A life worth living with chronic illness
I guess if I want to tell my story, I have to go all the way back to the day I was born. I was due in September but born in the end of June. I wasn't expected to survive, but I did. But my lungs were compromised. I had pneumonia twice before the age of one. At six, I was diagnosed with asthma, at twelve I had my first severe asthma attack. Still, I went through school a three season athlete and an elite vocalist. I wasn't about to let my lungs get the best if me. But when I got sick, which I did often, it was serious. It usually went to my lungs, and it usually kept me from doing the things I loved. My asthma only got worse through college, and I eventually stopped playing sports, though I kept singing. Over time, I began being hospitalized for my asthma, sometimes over a week at a time. Then the other diagnoses began to roll in. Bipolar I Disorder. Anxiety. Hypothyroidism. PTSD. Then the bigger ones. As if those mental health diagnoses aren't. It was Antiphospholipid Syndrome, an autoimmune disorder that causes my blood to clot. Then Common Variable Immunodeficiency. My B cells don't make antibodies, so I have to plan around weekly infusions if human gamma globulin. And I'm staring down the barrel of Ehlers Danlos Syndrome. It's overwhelming.
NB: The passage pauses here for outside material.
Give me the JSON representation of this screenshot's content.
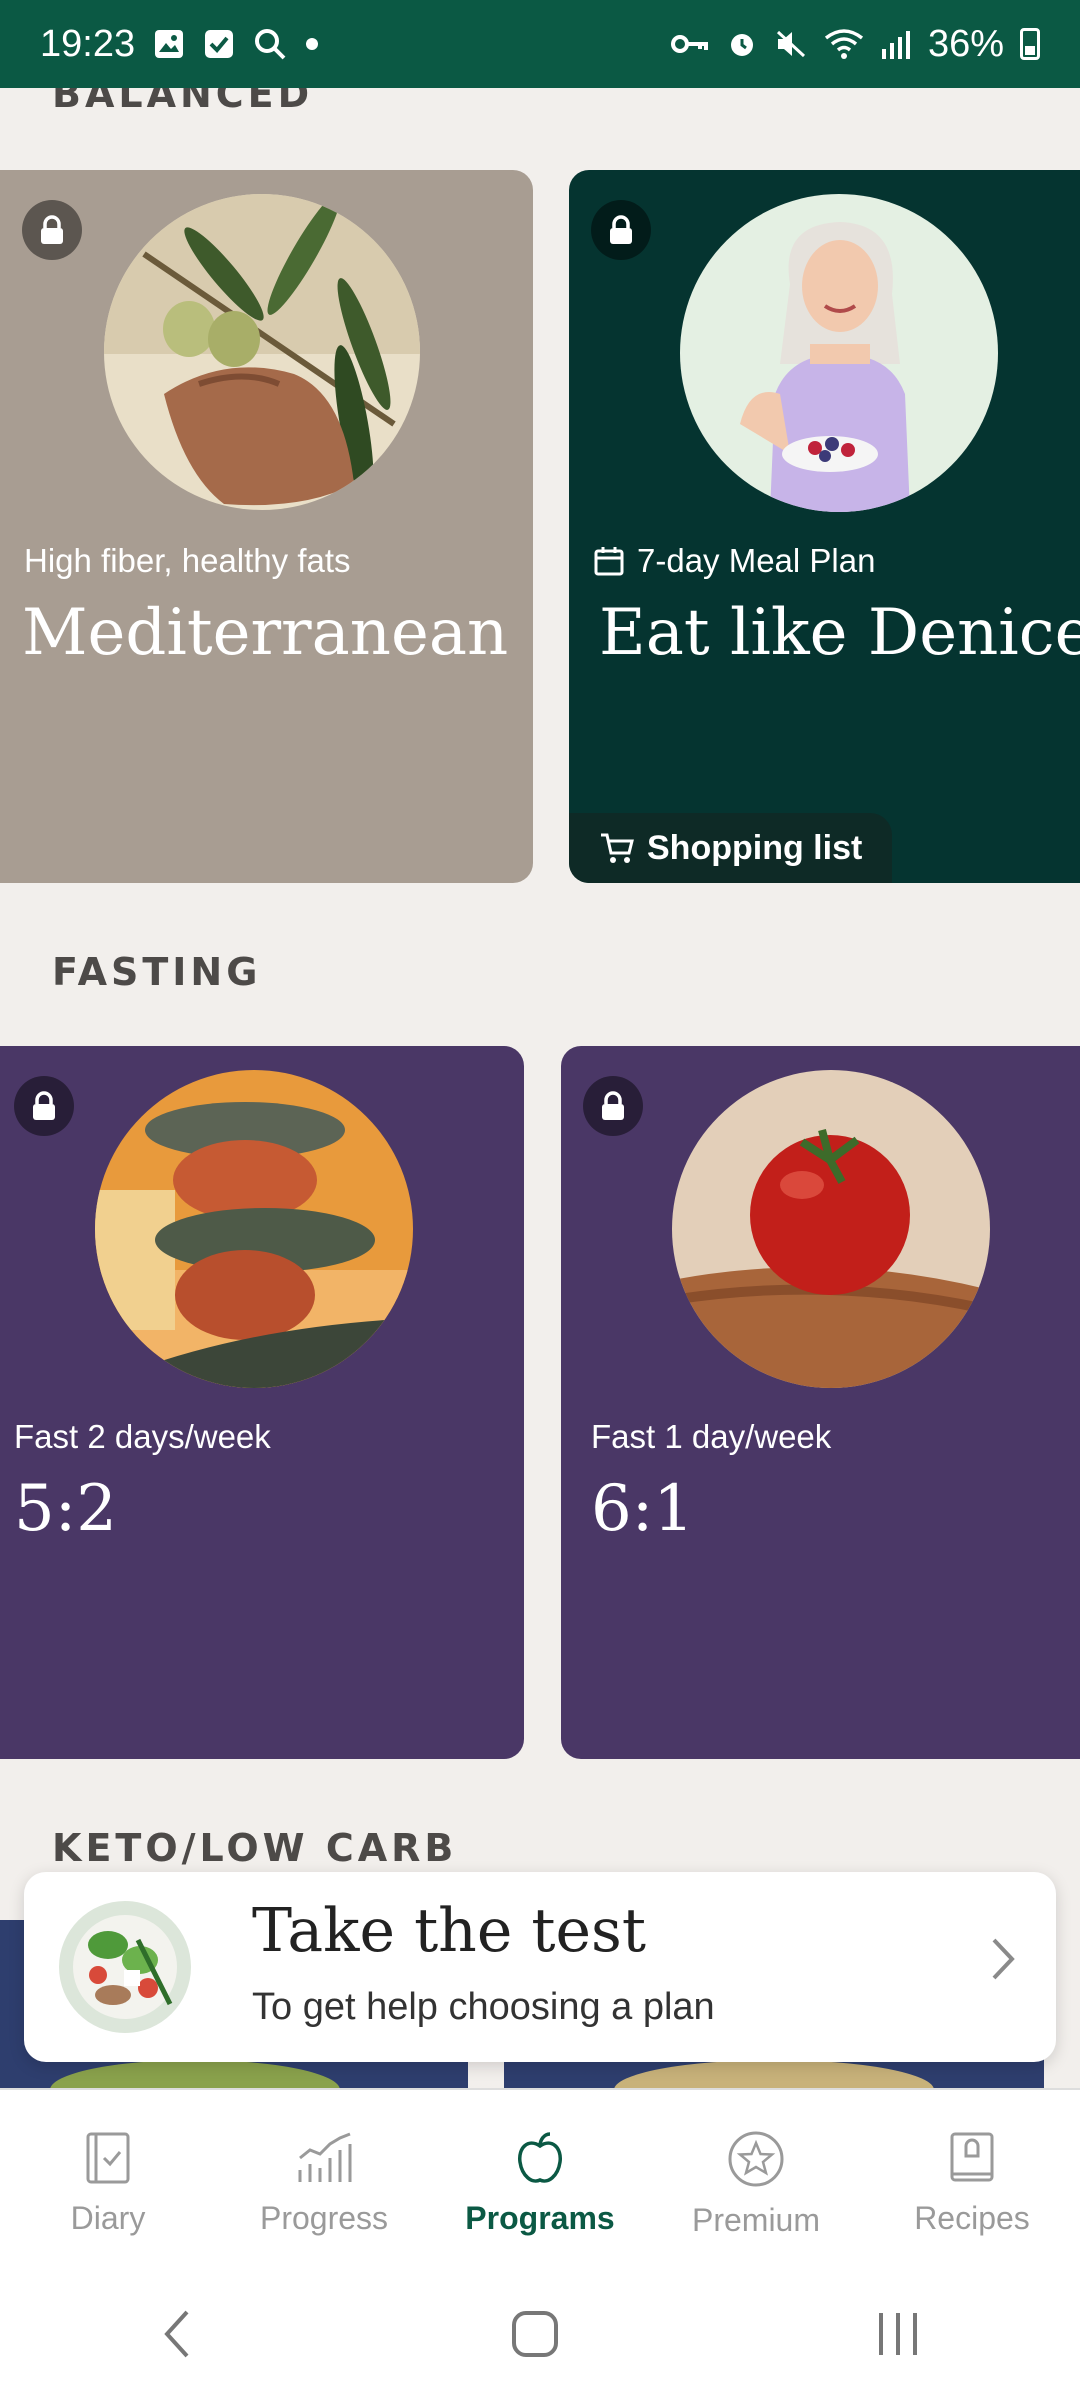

After being declared disabled and receiving SSDI payments monthly, I got a job on a horse farm. We cater to differently abled individuals who wouldn't be able to ride elsewhere. It's amazing. And it reminds me that no matter how sick I am, how many doctor's appointments I have to go to in a week, there is a place I can go where I am lived, appreciated, and successful despite my chronic illnesses.
The takeaway? Life with chronic illness is tough. But find somewhere you belong, and life won't just be about being sick. It will be worth living.